> What the task requires: Nothing but the text belongs in the answer: the listing below, copied exactly, without pictures.

> Material for this exercise:
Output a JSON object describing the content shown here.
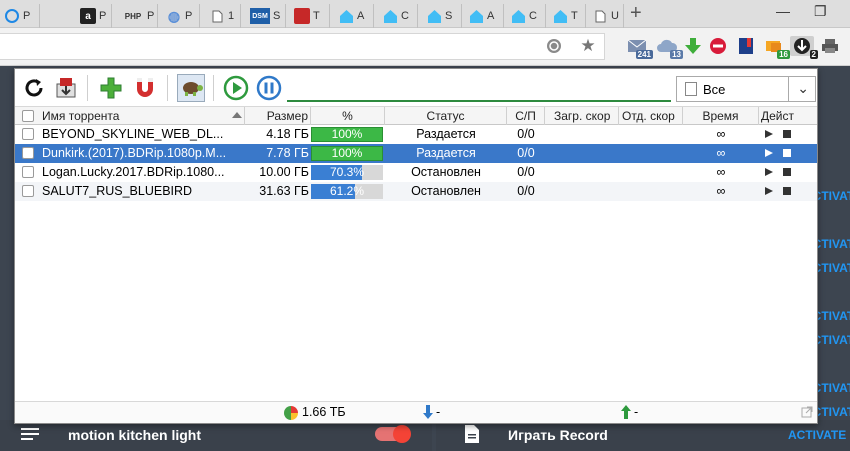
{
  "browser": {
    "tabs": [
      {
        "icon": "google-docs-icon",
        "label": "Р"
      },
      {
        "icon": "amazon-icon",
        "label": "Р"
      },
      {
        "icon": "php-icon",
        "label": "Р"
      },
      {
        "icon": "globe-icon",
        "label": "Р"
      },
      {
        "icon": "document-icon",
        "label": "1"
      },
      {
        "icon": "dsm-icon",
        "label": "S"
      },
      {
        "icon": "app-icon",
        "label": "T"
      },
      {
        "icon": "home-assistant-icon",
        "label": "A"
      },
      {
        "icon": "home-assistant-icon",
        "label": "C"
      },
      {
        "icon": "home-assistant-icon",
        "label": "S"
      },
      {
        "icon": "home-assistant-icon",
        "label": "A"
      },
      {
        "icon": "home-assistant-icon",
        "label": "C"
      },
      {
        "icon": "home-assistant-icon",
        "label": "T"
      },
      {
        "icon": "document-icon",
        "label": "U"
      }
    ],
    "new_tab": "+",
    "window_min": "—",
    "window_max": "❐",
    "extension_badges": {
      "mail": "241",
      "cloud": "13",
      "orders": "16",
      "torrent": "2"
    }
  },
  "background_page": {
    "items": [
      "ACTIVATE",
      "ACTIVATE",
      "ACTIVATE",
      "ACTIVATE",
      "ACTIVATE",
      "ACTIVATE",
      "ACTIVATE"
    ],
    "bottom_left_label": "motion kitchen light",
    "bottom_right_label": "Играть Record",
    "bottom_action": "ACTIVATE",
    "toggle_on": true
  },
  "torrent_popup": {
    "filter_value": "",
    "category_select": "Все",
    "columns": {
      "name": "Имя торрента",
      "size": "Размер",
      "percent": "%",
      "status": "Статус",
      "seeds_peers": "С/П",
      "download_speed": "Загр. скор",
      "upload_speed": "Отд. скор",
      "time": "Время",
      "actions": "Дейст"
    },
    "rows": [
      {
        "name": "BEYOND_SKYLINE_WEB_DL...",
        "size": "4.18 ГБ",
        "progress": 100,
        "progress_label": "100%",
        "status": "Раздается",
        "sp": "0/0",
        "time": "∞",
        "state": "seeding"
      },
      {
        "name": "Dunkirk.(2017).BDRip.1080p.M...",
        "size": "7.78 ГБ",
        "progress": 100,
        "progress_label": "100%",
        "status": "Раздается",
        "sp": "0/0",
        "time": "∞",
        "state": "seeding"
      },
      {
        "name": "Logan.Lucky.2017.BDRip.1080...",
        "size": "10.00 ГБ",
        "progress": 70.3,
        "progress_label": "70.3%",
        "status": "Остановлен",
        "sp": "0/0",
        "time": "∞",
        "state": "stopped"
      },
      {
        "name": "SALUT7_RUS_BLUEBIRD",
        "size": "31.63 ГБ",
        "progress": 61.2,
        "progress_label": "61.2%",
        "status": "Остановлен",
        "sp": "0/0",
        "time": "∞",
        "state": "stopped"
      }
    ],
    "footer": {
      "total_size": "1.66 ТБ",
      "download": "-",
      "upload": "-"
    }
  }
}
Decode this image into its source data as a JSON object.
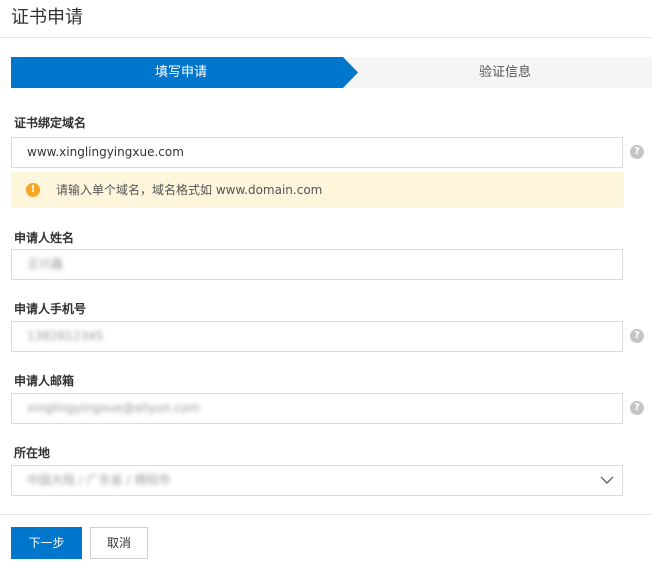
{
  "page": {
    "title": "证书申请"
  },
  "steps": [
    {
      "label": "填写申请",
      "active": true
    },
    {
      "label": "验证信息",
      "active": false
    }
  ],
  "form": {
    "domain": {
      "label": "证书绑定域名",
      "value": "www.xinglingyingxue.com",
      "help_icon": "question-icon"
    },
    "notice": {
      "icon": "warning-icon",
      "text": "请输入单个域名，域名格式如 www.domain.com"
    },
    "name": {
      "label": "申请人姓名",
      "value": "王兴鑫"
    },
    "phone": {
      "label": "申请人手机号",
      "value": "1382812345",
      "help_icon": "question-icon"
    },
    "email": {
      "label": "申请人邮箱",
      "value": "xinglingyingxue@aliyun.com",
      "help_icon": "question-icon"
    },
    "location": {
      "label": "所在地",
      "value": "中国大陆 / 广东省 / 揭阳市"
    }
  },
  "actions": {
    "next_label": "下一步",
    "cancel_label": "取消"
  },
  "colors": {
    "primary": "#0077cc",
    "step_inactive": "#f5f5f5",
    "notice_bg": "#fdf6dc",
    "warning": "#f5a623"
  }
}
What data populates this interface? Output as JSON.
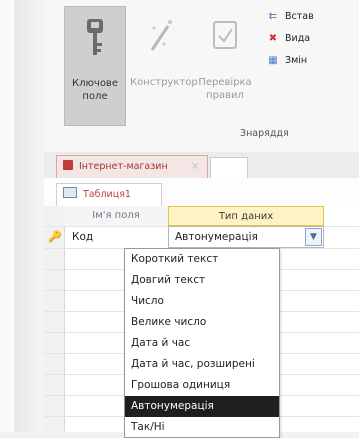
{
  "ribbon": {
    "key_field_label": "Ключове поле",
    "constructor_label": "Конструктор",
    "check_rules_label": "Перевірка правил",
    "insert_rows_label": "Встав",
    "delete_rows_label": "Вида",
    "modify_label": "Змін",
    "tools_group_label": "Знаряддя"
  },
  "document_tab": {
    "label": "Інтернет-магазин",
    "close_symbol": "×"
  },
  "object_tab": {
    "label": "Таблиця1"
  },
  "grid": {
    "headers": {
      "field_name": "Ім'я поля",
      "data_type": "Тип даних"
    },
    "rows": [
      {
        "field_name": "Код",
        "data_type": "Автонумерація"
      }
    ],
    "key_marker": "🔑"
  },
  "dropdown": {
    "selected": "Автонумерація",
    "options": [
      "Короткий текст",
      "Довгий текст",
      "Число",
      "Велике число",
      "Дата й час",
      "Дата й час, розширені",
      "Грошова одиниця",
      "Автонумерація",
      "Так/Ні"
    ]
  },
  "colors": {
    "active_header_bg": "#fff3c6",
    "selected_option_bg": "#1f1f1f",
    "doc_tab_text": "#a83232"
  }
}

> Expected answer:
Output a JSON object describing the content shown here.
{
  "browser": {
    "tabs": [
      {
        "icon": "google-docs-icon",
        "label": "Р"
      },
      {
        "icon": "amazon-icon",
        "label": "Р"
      },
      {
        "icon": "php-icon",
        "label": "Р"
      },
      {
        "icon": "globe-icon",
        "label": "Р"
      },
      {
        "icon": "document-icon",
        "label": "1"
      },
      {
        "icon": "dsm-icon",
        "label": "S"
      },
      {
        "icon": "app-icon",
        "label": "T"
      },
      {
        "icon": "home-assistant-icon",
        "label": "A"
      },
      {
        "icon": "home-assistant-icon",
        "label": "C"
      },
      {
        "icon": "home-assistant-icon",
        "label": "S"
      },
      {
        "icon": "home-assistant-icon",
        "label": "A"
      },
      {
        "icon": "home-assistant-icon",
        "label": "C"
      },
      {
        "icon": "home-assistant-icon",
        "label": "T"
      },
      {
        "icon": "document-icon",
        "label": "U"
      }
    ],
    "new_tab": "+",
    "window_min": "—",
    "window_max": "❐",
    "extension_badges": {
      "mail": "241",
      "cloud": "13",
      "orders": "16",
      "torrent": "2"
    }
  },
  "background_page": {
    "items": [
      "ACTIVATE",
      "ACTIVATE",
      "ACTIVATE",
      "ACTIVATE",
      "ACTIVATE",
      "ACTIVATE",
      "ACTIVATE"
    ],
    "bottom_left_label": "motion kitchen light",
    "bottom_right_label": "Играть Record",
    "bottom_action": "ACTIVATE",
    "toggle_on": true
  },
  "torrent_popup": {
    "filter_value": "",
    "category_select": "Все",
    "columns": {
      "name": "Имя торрента",
      "size": "Размер",
      "percent": "%",
      "status": "Статус",
      "seeds_peers": "С/П",
      "download_speed": "Загр. скор",
      "upload_speed": "Отд. скор",
      "time": "Время",
      "actions": "Дейст"
    },
    "rows": [
      {
        "name": "BEYOND_SKYLINE_WEB_DL...",
        "size": "4.18 ГБ",
        "progress": 100,
        "progress_label": "100%",
        "status": "Раздается",
        "sp": "0/0",
        "time": "∞",
        "state": "seeding"
      },
      {
        "name": "Dunkirk.(2017).BDRip.1080p.M...",
        "size": "7.78 ГБ",
        "progress": 100,
        "progress_label": "100%",
        "status": "Раздается",
        "sp": "0/0",
        "time": "∞",
        "state": "seeding"
      },
      {
        "name": "Logan.Lucky.2017.BDRip.1080...",
        "size": "10.00 ГБ",
        "progress": 70.3,
        "progress_label": "70.3%",
        "status": "Остановлен",
        "sp": "0/0",
        "time": "∞",
        "state": "stopped"
      },
      {
        "name": "SALUT7_RUS_BLUEBIRD",
        "size": "31.63 ГБ",
        "progress": 61.2,
        "progress_label": "61.2%",
        "status": "Остановлен",
        "sp": "0/0",
        "time": "∞",
        "state": "stopped"
      }
    ],
    "footer": {
      "total_size": "1.66 ТБ",
      "download": "-",
      "upload": "-"
    }
  }
}
Decode this image into its source data as a JSON object.
{
  "page": {
    "title": "证书申请"
  },
  "steps": [
    {
      "label": "填写申请",
      "active": true
    },
    {
      "label": "验证信息",
      "active": false
    }
  ],
  "form": {
    "domain": {
      "label": "证书绑定域名",
      "value": "www.xinglingyingxue.com",
      "help_icon": "question-icon"
    },
    "notice": {
      "icon": "warning-icon",
      "text": "请输入单个域名，域名格式如 www.domain.com"
    },
    "name": {
      "label": "申请人姓名",
      "value": "王兴鑫"
    },
    "phone": {
      "label": "申请人手机号",
      "value": "1382812345",
      "help_icon": "question-icon"
    },
    "email": {
      "label": "申请人邮箱",
      "value": "xinglingyingxue@aliyun.com",
      "help_icon": "question-icon"
    },
    "location": {
      "label": "所在地",
      "value": "中国大陆 / 广东省 / 揭阳市"
    }
  },
  "actions": {
    "next_label": "下一步",
    "cancel_label": "取消"
  },
  "colors": {
    "primary": "#0077cc",
    "step_inactive": "#f5f5f5",
    "notice_bg": "#fdf6dc",
    "warning": "#f5a623"
  }
}
What data populates this interface? Output as JSON.
{
  "ribbon": {
    "key_field_label": "Ключове поле",
    "constructor_label": "Конструктор",
    "check_rules_label": "Перевірка правил",
    "insert_rows_label": "Встав",
    "delete_rows_label": "Вида",
    "modify_label": "Змін",
    "tools_group_label": "Знаряддя"
  },
  "document_tab": {
    "label": "Інтернет-магазин",
    "close_symbol": "×"
  },
  "object_tab": {
    "label": "Таблиця1"
  },
  "grid": {
    "headers": {
      "field_name": "Ім'я поля",
      "data_type": "Тип даних"
    },
    "rows": [
      {
        "field_name": "Код",
        "data_type": "Автонумерація"
      }
    ],
    "key_marker": "🔑"
  },
  "dropdown": {
    "selected": "Автонумерація",
    "options": [
      "Короткий текст",
      "Довгий текст",
      "Число",
      "Велике число",
      "Дата й час",
      "Дата й час, розширені",
      "Грошова одиниця",
      "Автонумерація",
      "Так/Ні"
    ]
  },
  "colors": {
    "active_header_bg": "#fff3c6",
    "selected_option_bg": "#1f1f1f",
    "doc_tab_text": "#a83232"
  }
}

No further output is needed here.